The turbulent teenage gangster drama City of God, directed by Fernando Meirelles is a Brazilian film that represents and portrays the violence and horrors of living within the Brazilian Slums, known as favelas. The slums of Rio de Janeiro – is, at the best and worst of times are hell. One third of the Rio de Janeiro's population are living in these slums. God is nowhere to be found. Poverty is the way of life. Greed, drugs, and violence rule these streets. The ability to use a gun is more important than the ability to read and write.
In the 1970s, Li'l Dice has become Li'l Zé , a remorseless hood who kills his way to the top of the heap by murdering all the drug gang leaders ("At 18, he was the most respected hood in Rio De Janero"). Although Rocket wants to avenge his brother, he also wants to stay out of trouble. Amazingly, his career as a journalist is kicked off by accident when Zé forces him to photograph him and his gang and the picture ends up on the front of the paper. Zé's violent aspirations are spinning out of control, with his heinous acts of murder. Every act of vengeance generates another however, and soon the slums is a war-zone.
The film has been compared with Scorsese's "GoodFellas," and it deserves the comparison. The script, adapted from the novel by Paulo Lins, proves tighter than one might feel while watching the finished product. It creates a complex, non-linear narrative construction while maintaining a clear through line, the eventful movie is given a lively dynamic by its constant shifts in focus to foreground different characters.
In addition to shooting style, color is used keenly. Devices such as split screen, slow-mo, jump cuts and whiplash pans add to the visual texture. The machine-gun editing, which makes stylistic transitions to differentiate between the each periods(60's, 70's, 80's). Director Fernando Meirelles has crafted a distinctive motion picture – one takes us into the streets with an unsurpassed intensity and immediacy. Despite the grim, serious nature of the subject matter, Meirelles unearths occasional moments of humor, although they are often of the dark variety.
Director Meirelles cast the film largely with non-actors, mostly young males, who were discovered in the various slums around Rio de Janeiro in an extensive and non-traditional casting process.The violence in City of God isn't glorified, but is extreme and shocking, even though there is virtually no blood. Death is no respecter of age in the slums of Rio de Janeiro.

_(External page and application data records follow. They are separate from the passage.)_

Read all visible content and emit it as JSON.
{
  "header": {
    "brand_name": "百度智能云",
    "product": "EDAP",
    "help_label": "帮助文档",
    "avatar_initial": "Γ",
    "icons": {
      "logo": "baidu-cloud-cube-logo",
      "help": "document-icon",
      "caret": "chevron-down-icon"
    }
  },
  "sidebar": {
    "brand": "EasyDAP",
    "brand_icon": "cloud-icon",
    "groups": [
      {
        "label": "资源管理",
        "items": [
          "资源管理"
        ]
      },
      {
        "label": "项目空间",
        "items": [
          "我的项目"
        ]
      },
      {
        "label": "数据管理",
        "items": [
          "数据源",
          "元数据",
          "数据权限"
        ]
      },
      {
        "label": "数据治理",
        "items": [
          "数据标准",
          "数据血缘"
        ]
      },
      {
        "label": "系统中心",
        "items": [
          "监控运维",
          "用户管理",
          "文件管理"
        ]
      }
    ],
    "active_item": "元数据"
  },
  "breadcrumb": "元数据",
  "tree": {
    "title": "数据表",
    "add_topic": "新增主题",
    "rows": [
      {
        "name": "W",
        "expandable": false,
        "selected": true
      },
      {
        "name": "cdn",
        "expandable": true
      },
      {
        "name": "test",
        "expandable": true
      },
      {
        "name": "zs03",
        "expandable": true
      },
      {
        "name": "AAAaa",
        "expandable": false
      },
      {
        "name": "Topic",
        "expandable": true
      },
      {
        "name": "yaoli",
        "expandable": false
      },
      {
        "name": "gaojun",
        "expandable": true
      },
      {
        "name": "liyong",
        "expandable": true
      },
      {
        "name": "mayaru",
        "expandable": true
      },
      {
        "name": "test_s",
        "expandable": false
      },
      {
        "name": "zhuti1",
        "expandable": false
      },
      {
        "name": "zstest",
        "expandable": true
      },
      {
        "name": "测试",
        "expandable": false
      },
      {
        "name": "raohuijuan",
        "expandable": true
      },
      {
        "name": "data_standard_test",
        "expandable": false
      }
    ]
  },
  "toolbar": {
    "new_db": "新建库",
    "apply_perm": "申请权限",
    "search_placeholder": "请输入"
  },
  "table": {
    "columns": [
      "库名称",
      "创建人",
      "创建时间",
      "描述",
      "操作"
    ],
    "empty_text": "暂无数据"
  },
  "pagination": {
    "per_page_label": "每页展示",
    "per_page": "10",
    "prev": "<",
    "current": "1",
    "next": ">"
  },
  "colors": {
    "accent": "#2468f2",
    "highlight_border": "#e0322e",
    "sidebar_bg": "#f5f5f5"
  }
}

The immediate goal of a seven-year old homeless boy is not finding a family or a friend, but finding a gun.
The message of the movie might be, that, in a culture where violence begets violence, only the names change. When one gang lord is deposed, another will rise in his place. And, as often as not, it's the children, more than the adults, who have to be watched.